The glaring problem, however, is that the Land Court judgment set the maximum width of the access road (easement) to twelve feet, yet the planning board is expressly prohibited from waiving the minimum road width for this type of road. “[A]s to the width of the roadway, the judgment suffers from an inherent contradiction: compliance with the judgment cannot be in compliance with law, but compliance with law is required by the judgment.” Id. For this reason, the SJC remanded the case back to the Land Court so that the judge could resolve the issue.
The SJC decision indicates that neither party raised the minimum road width requirements as a constraint upon the layout and location of the easement at trial. In fact, at least some experts at trial (erroneously) testified that minimum road width requirements could be waived by the planning board. Though it is surprising to think that the fourteen foot width standard was not an issue at trial, it is a reminder of the care that counsel must take in framing requested relief.

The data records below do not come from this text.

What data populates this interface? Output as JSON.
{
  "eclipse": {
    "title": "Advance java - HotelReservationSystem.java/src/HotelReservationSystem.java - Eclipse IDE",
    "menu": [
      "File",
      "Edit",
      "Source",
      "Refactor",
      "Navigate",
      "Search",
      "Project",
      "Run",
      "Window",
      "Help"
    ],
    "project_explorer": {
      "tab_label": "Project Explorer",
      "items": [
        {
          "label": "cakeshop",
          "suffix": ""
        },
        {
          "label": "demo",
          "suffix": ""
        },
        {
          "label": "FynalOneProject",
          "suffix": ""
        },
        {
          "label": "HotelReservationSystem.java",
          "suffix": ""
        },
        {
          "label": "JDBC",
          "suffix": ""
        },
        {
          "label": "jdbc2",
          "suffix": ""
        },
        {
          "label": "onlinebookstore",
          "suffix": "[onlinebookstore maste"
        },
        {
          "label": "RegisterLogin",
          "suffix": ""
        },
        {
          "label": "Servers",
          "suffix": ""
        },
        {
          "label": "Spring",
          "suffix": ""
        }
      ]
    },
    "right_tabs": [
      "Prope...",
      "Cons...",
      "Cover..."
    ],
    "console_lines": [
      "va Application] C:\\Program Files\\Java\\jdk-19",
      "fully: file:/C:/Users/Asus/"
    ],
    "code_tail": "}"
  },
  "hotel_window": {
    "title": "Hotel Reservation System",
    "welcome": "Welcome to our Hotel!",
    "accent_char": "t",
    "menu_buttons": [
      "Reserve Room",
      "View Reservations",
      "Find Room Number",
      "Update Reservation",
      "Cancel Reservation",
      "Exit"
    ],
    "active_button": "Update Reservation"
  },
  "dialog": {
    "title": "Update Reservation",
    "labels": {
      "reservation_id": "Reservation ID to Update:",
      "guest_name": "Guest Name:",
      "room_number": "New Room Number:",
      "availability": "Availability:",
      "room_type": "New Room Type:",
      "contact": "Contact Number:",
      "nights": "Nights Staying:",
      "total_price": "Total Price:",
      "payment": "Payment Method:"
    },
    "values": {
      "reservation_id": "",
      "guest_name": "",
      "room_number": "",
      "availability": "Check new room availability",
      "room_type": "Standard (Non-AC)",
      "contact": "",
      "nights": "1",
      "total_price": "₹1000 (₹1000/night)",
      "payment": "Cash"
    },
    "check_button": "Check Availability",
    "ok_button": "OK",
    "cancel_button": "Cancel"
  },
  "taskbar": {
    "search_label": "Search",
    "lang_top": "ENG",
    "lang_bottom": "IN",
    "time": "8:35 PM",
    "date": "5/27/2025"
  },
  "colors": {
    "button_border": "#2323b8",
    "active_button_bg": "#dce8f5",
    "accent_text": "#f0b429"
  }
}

Now, it appears, the judge will once again have to revisit the issue of where best to locate the easement with an additional two feet of width, something that he already noted at trial “substantially increases the amount of the landscape that is disturbed . . . .” Id. at *3. It will be interesting to follow how the Land Court judge will locate the new easement on remand, and what kind of additional testimony (if any) and time will be required to do so.
Written by Kristen M. Ploetz, Esq., of Green Lodestar Communications & Consulting, LLC, on behalf of Jeffrey T. Angley, P.C. Edited by Jeffrey T. Angley, Esq.
Copyright (c) 2011-2012 by Jeffrey T. Angley, P.C. All rights reserved.
Disclaimer: The information contained in this post is general in nature and for educational purposes only. No personal legal advice is being provided. If you have an actual legal issue that needs to be addressed, you should seek the advice of competent legal counsel. This post does not create an attorney-client relationship between the reader and Jeffrey T. Angley, P.C., Phillips & Angley or their attorneys.